Extreme Athletes an Human Endurance

Of all the things that could have broken Scott Jurek on a 2,189-mile run, it was a small tree root that crushed his spirit.

He was 38 days into an attempt to beat the speed record for completing the full length of the Appalachian Trail, the mountainous hiking path that snakes along America’s East Coast, from northern Georgia to the top of Mount Katahdin, in Maine. Jurek, one of the greatest ultramarathoners of all times, was in trouble. After battling through a succession of leg injuries, then slogging through Vermont’s wettest June in centuries, he had to make up ground over a particularly merciless stretch of the trail, New Hampshire’s White Mountains. Delirious from just two hours of sleep following 26 straight hours of hiking, he was stumbling along the trail when he encountered the root in his path.

“As I saw it coming, I didn’t know what to do,” Jurek recalls in his new memoir, North: Finding My Way While Running the Appalachian Trail, co-written with his wife, Jenny. “Was I supposed to step around it or over it? I just couldn’t remember.” So he hit it and toppled. “I’d forgotten how to raise my legs,” he writes. “How to run like a sane person.”

Jurek’s victories in punishing 100-mile races since the late 1990s—plus a starring role in the writer Christopher McDougall’s best seller, Born to Run—have made him a distance-running celebrity. But tackling the Appalachian Trail forced him to dig deeper than he ever had before. Five weeks in, he was down more than a dozen pounds, and his ribs were visible. His eyes bulged, feral and unfocused. His body reeked of apple-cider vinegar as his sweat excreted excess ammonia. And his mind was beginning to crack. Late one night, he was mystified by the lights of a house he spotted on top of a mountain. A running partner had to explain that what he saw was the moon.

Jurek joins a tried-and-true literary tradition: the extreme athlete telling a harrowing tale of making it to the edge and back.
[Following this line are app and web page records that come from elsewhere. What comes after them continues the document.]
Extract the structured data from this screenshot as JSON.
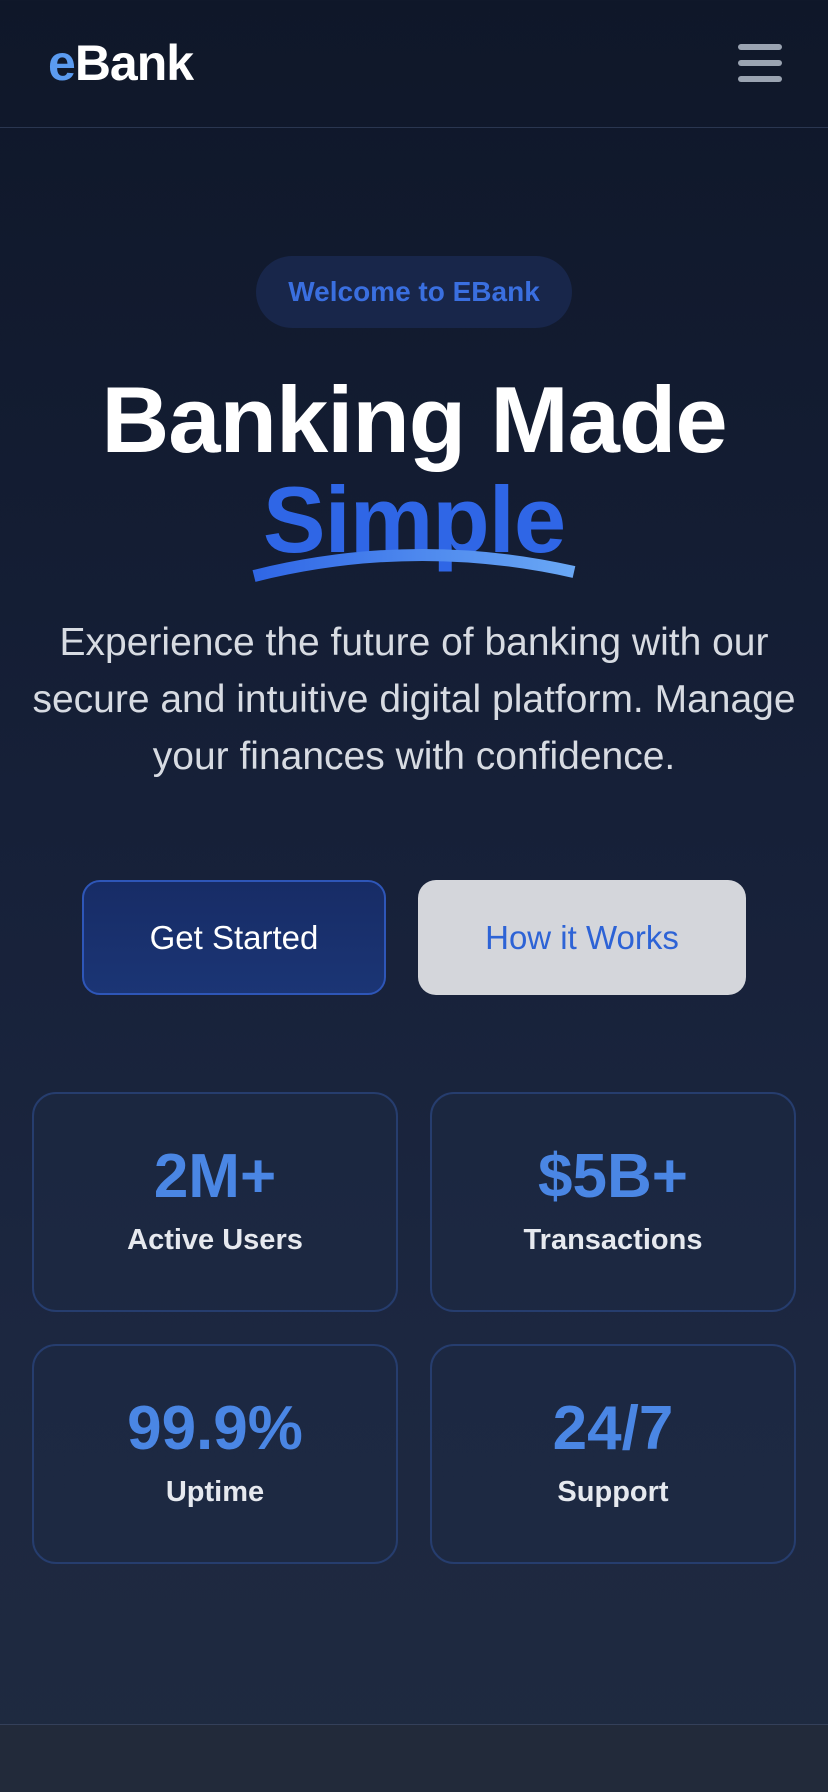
{
  "header": {
    "logo_prefix": "e",
    "logo_rest": "Bank",
    "menu_icon": "hamburger-menu-icon"
  },
  "hero": {
    "badge": "Welcome to EBank",
    "title_line1": "Banking Made",
    "title_accent": "Simple",
    "description": "Experience the future of banking with our secure and intuitive digital platform. Manage your finances with confidence."
  },
  "actions": {
    "primary_label": "Get Started",
    "secondary_label": "How it Works"
  },
  "stats": [
    {
      "value": "2M+",
      "label": "Active Users"
    },
    {
      "value": "$5B+",
      "label": "Transactions"
    },
    {
      "value": "99.9%",
      "label": "Uptime"
    },
    {
      "value": "24/7",
      "label": "Support"
    }
  ],
  "colors": {
    "accent": "#2f66e6",
    "stat_value": "#4a86e4",
    "background": "#0f1729"
  }
}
From Edmund Hillary’s account of scaling Mount Everest to the long-distance swimmer Diana Nyad’s Find a Way, the genre offers athletes a chance to articulate how and why the toughest humans on the planet are capable of persevering when so many others would give up. The implicit promise is that readers will get a chance to learn something about how far the rest of us can push ourselves. And while we’re at it, perhaps we’ll glean the insight we really want: how far we should push ourselves. But what if extreme athletes are the worst sources of wisdom, and that is precisely what makes them fascinating?
Little, Brown

To hear Jurek tell it, forcing himself to the limit is purifying and transformational. “Though man’s soul finds solace in natural beauty, it is forged in the fire of pain,” he writes. But listen closely, and bodily transcendence is not exactly grist for motivational posters. Jurek’s pages are haunted by comrades who didn’t make it through the fire unscathed. He was joined for part of the trail by Aron Ralston, the hiker famous for amputating his own arm to free himself from a boulder. Jurek’s friend Dean Potter, a legendary climber and base jumper, died in a wing-suit accident days before Jurek began his trek. “I had known ultrarunners to finish races as their kidneys were shutting down and they were losing control of their bowels,” Jurek reports. He recalls a runner who fought through debilitating headaches to finish a 100-mile race and then died of a brain aneurysm.
[Mail The Page] [Print The Page] [Reader Options] [Exit Reader]

Leave a Reply

Your email address will not be published. Required fields are marked *